◆ What to produce:
Locate all lines in the data below that hold "EPS扭杆零件结构设计" and show them.

(Interface dataset entries)
*****
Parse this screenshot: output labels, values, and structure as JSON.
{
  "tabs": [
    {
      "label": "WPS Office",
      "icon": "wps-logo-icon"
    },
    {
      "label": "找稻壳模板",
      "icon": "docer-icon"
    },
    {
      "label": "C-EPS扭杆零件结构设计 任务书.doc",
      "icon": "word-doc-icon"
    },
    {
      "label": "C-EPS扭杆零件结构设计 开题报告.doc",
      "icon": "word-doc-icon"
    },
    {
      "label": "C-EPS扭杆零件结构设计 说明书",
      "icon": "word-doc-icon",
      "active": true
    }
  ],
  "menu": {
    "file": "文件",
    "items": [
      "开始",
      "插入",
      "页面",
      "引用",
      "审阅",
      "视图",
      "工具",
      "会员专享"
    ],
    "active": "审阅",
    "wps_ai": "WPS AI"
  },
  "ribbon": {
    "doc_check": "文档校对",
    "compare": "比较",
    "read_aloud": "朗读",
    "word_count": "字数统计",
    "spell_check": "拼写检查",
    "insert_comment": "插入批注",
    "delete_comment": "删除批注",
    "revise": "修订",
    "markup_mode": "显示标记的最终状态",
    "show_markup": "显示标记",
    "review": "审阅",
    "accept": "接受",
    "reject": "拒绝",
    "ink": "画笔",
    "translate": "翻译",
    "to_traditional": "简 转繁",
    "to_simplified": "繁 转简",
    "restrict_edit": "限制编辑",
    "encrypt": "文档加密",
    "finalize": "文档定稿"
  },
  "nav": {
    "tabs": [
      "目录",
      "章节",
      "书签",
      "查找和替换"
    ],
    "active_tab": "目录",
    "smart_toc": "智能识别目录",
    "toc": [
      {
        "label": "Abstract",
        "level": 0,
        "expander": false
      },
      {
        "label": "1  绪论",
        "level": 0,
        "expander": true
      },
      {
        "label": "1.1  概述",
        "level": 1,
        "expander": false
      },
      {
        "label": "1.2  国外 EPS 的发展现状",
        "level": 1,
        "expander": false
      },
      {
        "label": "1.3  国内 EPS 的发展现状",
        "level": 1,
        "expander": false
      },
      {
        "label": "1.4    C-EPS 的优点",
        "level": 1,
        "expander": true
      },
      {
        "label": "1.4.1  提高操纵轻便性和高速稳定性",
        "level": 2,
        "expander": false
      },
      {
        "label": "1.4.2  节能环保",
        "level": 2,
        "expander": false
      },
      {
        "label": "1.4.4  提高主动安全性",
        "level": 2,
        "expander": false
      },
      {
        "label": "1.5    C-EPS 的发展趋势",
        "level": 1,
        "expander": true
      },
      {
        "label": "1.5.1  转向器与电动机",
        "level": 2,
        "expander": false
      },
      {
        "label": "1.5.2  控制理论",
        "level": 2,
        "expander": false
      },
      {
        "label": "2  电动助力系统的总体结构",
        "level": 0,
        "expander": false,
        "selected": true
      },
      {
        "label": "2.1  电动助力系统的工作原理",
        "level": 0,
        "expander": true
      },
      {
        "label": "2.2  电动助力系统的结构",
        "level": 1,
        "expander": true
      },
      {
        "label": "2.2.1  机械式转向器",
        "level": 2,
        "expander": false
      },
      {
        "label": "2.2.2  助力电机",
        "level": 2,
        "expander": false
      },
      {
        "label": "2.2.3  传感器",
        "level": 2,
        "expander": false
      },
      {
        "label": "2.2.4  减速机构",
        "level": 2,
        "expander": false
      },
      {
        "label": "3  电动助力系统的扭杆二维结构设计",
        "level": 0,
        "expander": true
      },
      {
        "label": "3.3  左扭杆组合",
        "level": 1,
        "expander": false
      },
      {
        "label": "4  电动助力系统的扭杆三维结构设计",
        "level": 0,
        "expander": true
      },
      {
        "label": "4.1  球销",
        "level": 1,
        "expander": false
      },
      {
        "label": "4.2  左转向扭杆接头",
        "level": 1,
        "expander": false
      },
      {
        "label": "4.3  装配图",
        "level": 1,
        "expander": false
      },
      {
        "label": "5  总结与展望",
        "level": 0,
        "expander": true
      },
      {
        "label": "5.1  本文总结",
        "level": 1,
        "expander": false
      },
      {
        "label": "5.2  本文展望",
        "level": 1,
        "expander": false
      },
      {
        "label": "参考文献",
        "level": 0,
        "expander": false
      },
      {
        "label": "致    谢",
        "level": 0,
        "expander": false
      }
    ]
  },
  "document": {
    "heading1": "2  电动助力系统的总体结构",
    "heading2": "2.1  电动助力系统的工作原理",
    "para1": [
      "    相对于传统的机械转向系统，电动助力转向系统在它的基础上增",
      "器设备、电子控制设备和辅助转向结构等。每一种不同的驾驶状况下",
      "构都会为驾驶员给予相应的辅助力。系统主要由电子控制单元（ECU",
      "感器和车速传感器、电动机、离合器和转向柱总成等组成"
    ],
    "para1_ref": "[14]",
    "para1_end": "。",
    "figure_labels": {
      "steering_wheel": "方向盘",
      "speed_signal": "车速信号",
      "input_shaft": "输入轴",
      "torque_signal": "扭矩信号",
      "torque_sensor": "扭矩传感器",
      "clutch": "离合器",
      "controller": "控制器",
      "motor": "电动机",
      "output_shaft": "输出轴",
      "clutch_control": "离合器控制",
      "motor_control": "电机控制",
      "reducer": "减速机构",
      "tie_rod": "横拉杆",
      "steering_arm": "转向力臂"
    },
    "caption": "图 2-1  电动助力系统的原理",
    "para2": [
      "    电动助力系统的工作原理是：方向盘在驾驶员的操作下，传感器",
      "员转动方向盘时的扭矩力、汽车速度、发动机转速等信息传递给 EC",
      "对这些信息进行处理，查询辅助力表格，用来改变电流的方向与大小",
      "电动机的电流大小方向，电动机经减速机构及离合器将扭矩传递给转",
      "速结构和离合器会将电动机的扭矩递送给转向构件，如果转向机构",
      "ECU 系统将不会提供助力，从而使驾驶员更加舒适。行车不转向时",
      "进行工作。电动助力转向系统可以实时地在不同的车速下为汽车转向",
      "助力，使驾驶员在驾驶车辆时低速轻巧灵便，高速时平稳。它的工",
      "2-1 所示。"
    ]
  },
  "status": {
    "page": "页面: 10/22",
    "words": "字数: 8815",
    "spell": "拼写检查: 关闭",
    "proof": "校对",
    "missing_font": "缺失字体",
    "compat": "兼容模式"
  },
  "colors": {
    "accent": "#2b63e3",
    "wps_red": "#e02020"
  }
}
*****
◆ Reply:
      "label": "C-EPS扭杆零件结构设计 任务书.doc",
      "label": "C-EPS扭杆零件结构设计 开题报告.doc",
      "label": "C-EPS扭杆零件结构设计 说明书",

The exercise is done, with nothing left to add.